There are little over eight weeks to go until the start of the Six Nations, which does not give Stuart Lancaster and his coaching staff a great deal of time to prepare England for the start of the tournament in early February.
So far it has all been very polite, with a lot of talking - all too predictable. What Oval Talk would like to see from Lancaster, Andy Farrell and Graham Rowntree is a signal of intent on changing some fundamental flaws in the England team.
First and foremost Lancaster must get his captain right. If you look at England's successful coaches in recent years - Geoff Cooke and Sir Clive Woodward - they made brave decisions by appointing young captains in Will Carling and Lawrence Dallaglio,
respectively; whereas the likes of Martin Johnson went with more conservative choices.

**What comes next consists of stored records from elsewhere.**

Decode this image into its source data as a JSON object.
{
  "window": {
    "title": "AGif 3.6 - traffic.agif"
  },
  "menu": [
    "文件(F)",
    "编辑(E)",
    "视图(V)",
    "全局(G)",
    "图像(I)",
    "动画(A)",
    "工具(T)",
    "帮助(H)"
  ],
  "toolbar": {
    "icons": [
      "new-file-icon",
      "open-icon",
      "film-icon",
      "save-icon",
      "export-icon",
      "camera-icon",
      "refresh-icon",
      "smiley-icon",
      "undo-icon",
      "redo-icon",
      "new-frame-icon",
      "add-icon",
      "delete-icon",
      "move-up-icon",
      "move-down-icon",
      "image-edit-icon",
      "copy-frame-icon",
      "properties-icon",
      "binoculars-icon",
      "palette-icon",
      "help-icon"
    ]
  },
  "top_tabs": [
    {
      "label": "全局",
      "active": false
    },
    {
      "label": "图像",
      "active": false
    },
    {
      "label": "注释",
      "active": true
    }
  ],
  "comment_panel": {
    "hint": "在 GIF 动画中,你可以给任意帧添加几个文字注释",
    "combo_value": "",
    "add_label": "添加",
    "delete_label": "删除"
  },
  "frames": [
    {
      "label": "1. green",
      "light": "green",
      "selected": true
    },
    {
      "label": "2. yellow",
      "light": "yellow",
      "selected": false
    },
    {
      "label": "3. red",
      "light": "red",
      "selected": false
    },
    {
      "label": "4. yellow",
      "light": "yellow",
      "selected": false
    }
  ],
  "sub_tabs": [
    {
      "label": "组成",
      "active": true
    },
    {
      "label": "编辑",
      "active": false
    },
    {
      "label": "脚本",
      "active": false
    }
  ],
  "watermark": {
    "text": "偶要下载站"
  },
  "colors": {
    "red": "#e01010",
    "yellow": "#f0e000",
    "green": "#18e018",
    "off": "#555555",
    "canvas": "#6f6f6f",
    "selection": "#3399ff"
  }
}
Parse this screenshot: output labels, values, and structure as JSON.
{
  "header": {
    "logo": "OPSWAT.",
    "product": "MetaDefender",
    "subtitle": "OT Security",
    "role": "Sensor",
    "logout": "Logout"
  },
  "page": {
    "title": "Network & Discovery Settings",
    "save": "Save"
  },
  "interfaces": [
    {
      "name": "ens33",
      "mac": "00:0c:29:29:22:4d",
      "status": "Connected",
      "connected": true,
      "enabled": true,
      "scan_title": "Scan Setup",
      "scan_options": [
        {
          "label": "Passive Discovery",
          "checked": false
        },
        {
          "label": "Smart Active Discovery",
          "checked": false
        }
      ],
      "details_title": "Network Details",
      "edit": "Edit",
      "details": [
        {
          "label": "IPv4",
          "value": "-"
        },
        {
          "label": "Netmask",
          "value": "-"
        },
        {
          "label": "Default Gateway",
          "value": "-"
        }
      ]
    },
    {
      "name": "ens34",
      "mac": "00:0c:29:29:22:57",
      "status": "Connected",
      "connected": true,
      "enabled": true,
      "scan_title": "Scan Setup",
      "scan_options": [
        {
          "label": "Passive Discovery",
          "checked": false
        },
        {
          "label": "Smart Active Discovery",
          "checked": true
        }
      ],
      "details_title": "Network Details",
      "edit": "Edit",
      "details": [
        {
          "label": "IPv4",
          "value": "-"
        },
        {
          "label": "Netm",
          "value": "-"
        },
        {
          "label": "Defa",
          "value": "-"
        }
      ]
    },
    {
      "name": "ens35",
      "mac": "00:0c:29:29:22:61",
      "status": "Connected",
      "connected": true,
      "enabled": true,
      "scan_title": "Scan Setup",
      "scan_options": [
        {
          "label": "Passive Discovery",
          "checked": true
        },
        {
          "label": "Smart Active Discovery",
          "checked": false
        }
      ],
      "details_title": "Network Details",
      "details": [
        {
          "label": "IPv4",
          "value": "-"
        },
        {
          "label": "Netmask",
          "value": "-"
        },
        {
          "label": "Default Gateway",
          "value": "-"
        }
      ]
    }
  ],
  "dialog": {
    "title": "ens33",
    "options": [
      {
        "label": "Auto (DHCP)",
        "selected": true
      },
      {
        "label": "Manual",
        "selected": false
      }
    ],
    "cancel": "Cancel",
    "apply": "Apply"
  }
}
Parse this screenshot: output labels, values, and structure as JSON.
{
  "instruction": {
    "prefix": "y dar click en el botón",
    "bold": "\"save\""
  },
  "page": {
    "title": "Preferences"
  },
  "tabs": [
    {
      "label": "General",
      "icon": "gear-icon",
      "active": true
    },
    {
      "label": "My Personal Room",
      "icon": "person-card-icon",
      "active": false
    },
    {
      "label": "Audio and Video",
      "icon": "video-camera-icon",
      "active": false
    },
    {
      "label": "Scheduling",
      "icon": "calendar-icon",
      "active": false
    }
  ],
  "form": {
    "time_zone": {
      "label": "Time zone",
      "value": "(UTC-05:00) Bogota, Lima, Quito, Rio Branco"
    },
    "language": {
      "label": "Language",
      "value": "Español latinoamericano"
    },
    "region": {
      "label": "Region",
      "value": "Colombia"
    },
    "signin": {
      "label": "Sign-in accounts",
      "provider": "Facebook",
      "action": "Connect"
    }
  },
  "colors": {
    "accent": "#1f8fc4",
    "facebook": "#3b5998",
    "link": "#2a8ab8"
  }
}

Any good rugby team has a core of leaders: the captain, the lineout leader, the defence leader and the 9 and 10. Lancaster has talked about having a leadership group of seven or eight in the squad. Every team has natural leaders but to name that many could be detrimental, with too many people feeling they have a defining voice.
Lancaster has to make the right decision on his captain because otherwise you start losing the respect of the whole squad very quickly.
Rowntree has done well as England's scrummage coach but it is an extremely focused area of expertise and none of the world's top teams lose their scrum on a regular basis, irrespective of who trains them.
But Rowntree is popular among the players and as the new forwards coach he can use that influence to transform the pack into world beaters once again. Nobody can question the strength and power in England's scrum, but their fitness and endurance is poor and that puts you at an immediate disadvantage.
Without endurance mistakes filter into your game in the later stages of a match. However this is something that can be easily addressed and hopefully Rowntree will implement a new fitness regime.
As for Farrell, the new backs coach, he has to encourage an attacking style of play. Good defence is a prerequisite of being selected in a national team: you cover your channel and tackle anything that comes down it - OT was taught that as a nine-year-old. But an attacking potency takes work and Farrell's aim must be to create a back line that is feared by everyone.
People will be quick to point out that this is not how Saracens, where Farrell is the backs coach, operate: they adopt a more conservative style of play. However, Farrell has already said England will not follow the Saracens way.
"I'm not going to bring what I do with Saracens here," Farrell said. "We will decide as a coaching team how we will play the game and the players themselves will have a lot to say in that.
"The main thing in rugby is filling Twickenham and people going away happy. If people go away happy, the players will be happy."
Farrell must unleash the skill and talent. The likes of Charlie Sharples and Alex Goode need to be let loose and play alongside Ben Foden and Chris Ashton. Maybe then we would see England taking risks and playing a vibrant style of rugby.
If Lancaster and his coaching team can address these three main areas - the captaincy, fitness and the back line - England will be a force to be reckoned with. Easier said than done, but they are the interim team with nothing to lose and everything to gain. England and the RFU's conventional wisdom have not been working, so take some risks and introduce a rugby philosophy that will get results and put smiles on faces.